Eliot's line, In my end is my beginning, has pleasantly echoed through our ears this semester. It is a line that indicates the perpetual connection of the start and the finish of a journey. The journey that we embarked on in the beginning of January has been full of unfamiliar allusions and novel musical sounds, a combination that has made us tirelessly struggle to find meaning in the unknown. But it is this struggle that we now try to illuminate, without a focus on the outcome: For us there is only the trying. The rest is not our business. Setting out to write papers about abstract concepts, which can hardly be explained by our beloved professor, let alone Eliot's struggle to write them, is a task that asks us to situate ourselves amidst T.S. Eliot's difficult difficulty opaque works.
From his earliest poetry to his final poem The Four Quartets, and the music that links it to an experience of the poetry, our group has compiled various interpretations that contextualize Eliot within the confines of struggling students. Thus, we present to you our search for meaning in this course. We shall not cease from exploration, which we have learned is all we can do.

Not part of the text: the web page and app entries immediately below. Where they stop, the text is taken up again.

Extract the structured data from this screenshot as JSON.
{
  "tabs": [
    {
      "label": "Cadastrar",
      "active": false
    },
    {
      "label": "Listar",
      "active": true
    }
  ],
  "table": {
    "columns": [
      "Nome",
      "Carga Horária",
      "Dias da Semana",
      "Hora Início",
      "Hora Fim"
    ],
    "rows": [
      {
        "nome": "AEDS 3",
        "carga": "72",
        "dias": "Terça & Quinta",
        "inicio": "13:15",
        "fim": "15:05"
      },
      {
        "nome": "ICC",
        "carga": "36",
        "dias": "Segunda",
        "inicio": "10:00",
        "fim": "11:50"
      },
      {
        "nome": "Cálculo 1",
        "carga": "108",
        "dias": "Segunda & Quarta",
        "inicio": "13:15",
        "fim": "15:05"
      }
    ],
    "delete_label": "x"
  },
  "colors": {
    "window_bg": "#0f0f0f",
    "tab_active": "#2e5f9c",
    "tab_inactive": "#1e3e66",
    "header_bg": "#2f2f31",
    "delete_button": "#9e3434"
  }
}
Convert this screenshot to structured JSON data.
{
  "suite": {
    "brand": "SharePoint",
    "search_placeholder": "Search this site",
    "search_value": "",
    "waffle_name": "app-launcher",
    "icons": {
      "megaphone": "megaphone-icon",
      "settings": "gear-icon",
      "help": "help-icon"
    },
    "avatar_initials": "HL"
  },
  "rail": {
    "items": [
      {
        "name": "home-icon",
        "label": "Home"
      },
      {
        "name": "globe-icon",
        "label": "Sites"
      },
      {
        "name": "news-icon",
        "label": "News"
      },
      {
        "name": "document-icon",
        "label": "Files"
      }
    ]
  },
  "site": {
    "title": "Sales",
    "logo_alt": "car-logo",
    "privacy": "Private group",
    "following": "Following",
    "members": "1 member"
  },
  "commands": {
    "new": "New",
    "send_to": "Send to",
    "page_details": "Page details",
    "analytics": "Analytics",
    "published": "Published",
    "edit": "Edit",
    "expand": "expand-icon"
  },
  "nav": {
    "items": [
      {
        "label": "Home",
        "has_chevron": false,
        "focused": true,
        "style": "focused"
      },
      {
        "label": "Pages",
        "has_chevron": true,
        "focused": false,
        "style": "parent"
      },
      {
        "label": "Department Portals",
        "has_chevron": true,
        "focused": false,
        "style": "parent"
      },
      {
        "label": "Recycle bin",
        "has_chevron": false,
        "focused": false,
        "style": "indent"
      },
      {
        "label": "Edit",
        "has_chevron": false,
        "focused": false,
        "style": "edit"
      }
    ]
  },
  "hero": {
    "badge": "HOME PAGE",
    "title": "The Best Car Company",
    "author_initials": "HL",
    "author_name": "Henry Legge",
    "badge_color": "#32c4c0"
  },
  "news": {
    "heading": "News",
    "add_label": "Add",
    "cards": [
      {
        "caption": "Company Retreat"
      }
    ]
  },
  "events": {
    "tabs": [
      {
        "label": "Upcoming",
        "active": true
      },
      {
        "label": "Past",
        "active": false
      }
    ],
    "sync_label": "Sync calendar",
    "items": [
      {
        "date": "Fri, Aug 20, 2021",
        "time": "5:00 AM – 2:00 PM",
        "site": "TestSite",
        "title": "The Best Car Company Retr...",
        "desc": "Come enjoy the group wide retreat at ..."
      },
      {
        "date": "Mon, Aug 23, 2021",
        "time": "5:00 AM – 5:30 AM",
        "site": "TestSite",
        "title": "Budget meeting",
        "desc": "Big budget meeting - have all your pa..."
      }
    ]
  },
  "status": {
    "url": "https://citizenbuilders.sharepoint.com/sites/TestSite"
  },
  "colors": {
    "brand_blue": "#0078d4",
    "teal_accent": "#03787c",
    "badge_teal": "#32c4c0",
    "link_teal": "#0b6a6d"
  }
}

[...] She surrenders her power as the storyteller and leaves, along with Alex who follows suit. In the same way, Edward tells lies in his explanation of Lavinia's whereabouts. Her absence prompts Julia to jokingly reply, “Perhaps she's in the / pantry / Listening to all we say!” (17). Edward quickly responds with a number of seemingly made up excuses of where she actually is. But this storytelling is much different than Alex and Julia's works of fiction. Edward tries to manipulate the circumstances to protect his reputation. Unfortunately for Edward, it fails. [...]
[...] Eliot goes through the same struggle of expression, but with words. Every movement 5 in The Four Quartets expresses the difficulty of expression. The struggle and resultant suffering due to the inability to convey meaning through language, ending up in inevitable failure, focuses our attention elsewhere: the attempt. Eliot announces at one point that he, even the most renowned poet of his day, is still “Trying to learn to use words, and every attempt / Is a wholly new start, and a different kind of failure,” and “each venture / Is a new beginning, a raid on the inarticulate” (Eliot “EC” 174-179). [...]
using our reader.